They Looked for a Prison, and Behold a Palace
By Richard Neville, Mitchell Library, State Library of New South Wales, Australia
The first recorded watercolour in Australia was made by surgeon Arthur Bowes Smyth on 11th February 1788. He told his journal that he had ‘etch’d the likeness of the [grass] Tree wh. produces this Gum, wt. my pen, wh. I have subjoined’d, & is no very bad resemblance of it.’ This basic watercolour is now in the collections of the State Library.
The impulse to document, collect and classify was strong despite the First Fleet’s uncertain circumstances. Watercolours were an integral part of this dialogue. In April 1790 Governor Phillip told Sir Joseph Banks that he had commissioned a series of botanical illustrations; by September 1790 Phillip’s spearing at Many Cove was crudely but carefully illustrated by an unknown artist.
Early colonial artists focused on three main areas: natural history illustration, landscapes and portraits of Aboriginal people. It was not aesthetically sophisticated art – conventions like the picturesque were rarely employed – rather it was relentlessly topographical and documentary. But despite their often amateur patina (few professional artists came to NSW unless as convicts), these images were nonetheless carefully scrutinised for the information they contained. Elizabeth Macarthur in Sydney, for instance, had seen watercolours of Norfolk Island before March 1791: ‘The Island has a most charming picturesque appearance from the drawings I have seen, and what I have heard corresponds with it . . .’ Her comment suggests that drawings were carefully scrutinised for their information, and that they were trusted, with some qualification, as evidence.
And evidence was particularly critically scrutinised in images of the new colony. Australia wore the weight of its convict heritage heavily. As David Collins wrote in 1798, ‘From the disposition to crimes and the incorrigible characters of the major part of the colonists… the word “Botany Bay” became a term of reproach that was indiscriminately cast on everyone who resided in New South Wales.’ The built environment, then, was in itself primary evidence of the colony’s success. It is no coincidence that Government House, nestled in the foreshores of Sydney Cove, was so frequently depicted by local artists. As the very centre of British power in the colony, its presence offered reassurance that the colony was in fact well controlled and governed. Churches, warehouses, substantial private residences, and other elements of public infrastructure all symbolised colonial success and stability.

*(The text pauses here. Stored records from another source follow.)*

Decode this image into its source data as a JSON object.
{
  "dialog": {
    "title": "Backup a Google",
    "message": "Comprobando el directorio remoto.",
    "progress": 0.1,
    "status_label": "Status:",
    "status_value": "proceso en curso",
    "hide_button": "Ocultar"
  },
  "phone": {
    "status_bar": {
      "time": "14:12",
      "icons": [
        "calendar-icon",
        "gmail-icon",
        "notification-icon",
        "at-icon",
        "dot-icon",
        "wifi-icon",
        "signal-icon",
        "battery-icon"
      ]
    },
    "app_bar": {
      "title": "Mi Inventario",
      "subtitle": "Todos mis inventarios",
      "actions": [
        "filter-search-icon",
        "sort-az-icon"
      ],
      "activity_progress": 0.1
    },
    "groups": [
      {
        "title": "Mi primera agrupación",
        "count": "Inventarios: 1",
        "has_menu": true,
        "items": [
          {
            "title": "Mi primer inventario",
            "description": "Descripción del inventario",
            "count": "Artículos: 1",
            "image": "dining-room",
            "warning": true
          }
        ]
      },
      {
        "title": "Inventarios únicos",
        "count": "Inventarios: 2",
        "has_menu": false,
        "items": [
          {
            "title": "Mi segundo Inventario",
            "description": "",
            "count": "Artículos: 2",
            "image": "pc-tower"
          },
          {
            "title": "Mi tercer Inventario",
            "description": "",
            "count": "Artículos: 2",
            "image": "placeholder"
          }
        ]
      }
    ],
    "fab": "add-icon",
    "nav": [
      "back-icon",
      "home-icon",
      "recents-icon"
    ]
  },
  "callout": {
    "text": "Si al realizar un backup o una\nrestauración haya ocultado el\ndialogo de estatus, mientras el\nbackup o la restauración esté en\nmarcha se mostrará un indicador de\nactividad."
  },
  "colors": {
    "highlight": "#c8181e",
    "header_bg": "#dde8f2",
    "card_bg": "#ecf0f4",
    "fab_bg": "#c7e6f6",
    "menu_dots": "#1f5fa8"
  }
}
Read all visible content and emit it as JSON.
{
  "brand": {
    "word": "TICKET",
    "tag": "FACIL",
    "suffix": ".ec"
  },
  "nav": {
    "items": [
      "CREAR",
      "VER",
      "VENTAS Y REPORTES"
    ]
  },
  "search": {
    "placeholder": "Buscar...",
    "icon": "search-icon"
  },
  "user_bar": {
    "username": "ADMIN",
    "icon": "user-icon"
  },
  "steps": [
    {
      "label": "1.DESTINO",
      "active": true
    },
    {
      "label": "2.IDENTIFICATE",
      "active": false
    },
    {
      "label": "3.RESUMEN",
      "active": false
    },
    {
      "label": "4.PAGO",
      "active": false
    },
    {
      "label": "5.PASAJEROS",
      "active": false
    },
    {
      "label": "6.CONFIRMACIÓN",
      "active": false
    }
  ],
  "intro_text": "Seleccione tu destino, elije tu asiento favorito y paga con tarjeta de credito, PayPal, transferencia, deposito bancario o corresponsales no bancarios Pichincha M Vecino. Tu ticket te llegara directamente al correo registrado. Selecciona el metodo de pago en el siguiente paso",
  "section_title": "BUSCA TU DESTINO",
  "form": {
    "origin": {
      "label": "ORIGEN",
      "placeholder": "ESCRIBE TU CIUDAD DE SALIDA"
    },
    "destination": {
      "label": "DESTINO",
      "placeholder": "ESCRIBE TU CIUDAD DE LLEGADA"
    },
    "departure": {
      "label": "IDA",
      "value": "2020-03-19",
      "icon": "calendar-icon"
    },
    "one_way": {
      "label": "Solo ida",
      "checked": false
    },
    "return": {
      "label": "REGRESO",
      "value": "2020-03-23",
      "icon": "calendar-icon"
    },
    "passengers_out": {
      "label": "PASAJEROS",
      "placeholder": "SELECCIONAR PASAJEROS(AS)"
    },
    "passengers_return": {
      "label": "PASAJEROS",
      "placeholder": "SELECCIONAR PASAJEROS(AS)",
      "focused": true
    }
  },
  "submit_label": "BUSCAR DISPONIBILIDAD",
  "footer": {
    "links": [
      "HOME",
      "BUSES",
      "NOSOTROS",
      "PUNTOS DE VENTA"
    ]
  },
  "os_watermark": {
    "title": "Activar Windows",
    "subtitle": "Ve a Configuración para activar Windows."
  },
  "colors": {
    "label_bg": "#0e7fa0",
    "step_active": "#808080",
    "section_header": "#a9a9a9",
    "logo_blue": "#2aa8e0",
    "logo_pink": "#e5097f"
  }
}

After 1800, when the success of the colony was assured after its uncertain beginnings, artworks focused very much on the literal documentation of the various European settlements. In many ways these drawings were investment prospectuses. When a Sydney merchant proposed to commission a panorama of Sydney in London in 1820, he noted that ‘it would create much public interest and ultimately be of service to the Colony.’ Importantly he stipulated that ‘the view of the Town must be entered into with a minute and Systematic detail.’ Most town views from this period follow this formula. They centre on Government House, and carefully delineate the spread of buildings which surround it. Not surprisingly the one detail most frequently omitted was the very raison d’être of the colony: its convicts.
The strong topographical focus of much colonial art making persisted well into the 19th century, a legacy of the enduring anxiety about the colony’s convict origins. Even after the mass influx of free settlers began arriving in all the Australian colonies from the 1830s, significantly changing the dynamic of the market (free settlers, for instance, commissioned portraits as well as views), landscape images remained central to local art practice.
Artists like Conrad Martens could easily slip Australian topography into a veneer of romantic picturesqueness which confirmed both the colony’s intrinsic value and its place within the British Empire. As one writer noted when visitors arrived in Sydney, they found a ‘miniature copy of the English metropolis… they looked for slavery and chains, and behold freedom and luxury! they looked for a prison, and behold a palace!’
Australian watercolours are never just interesting relics of the past: rather they are critical documents of this country’s emergence from penal settlement to independent colony.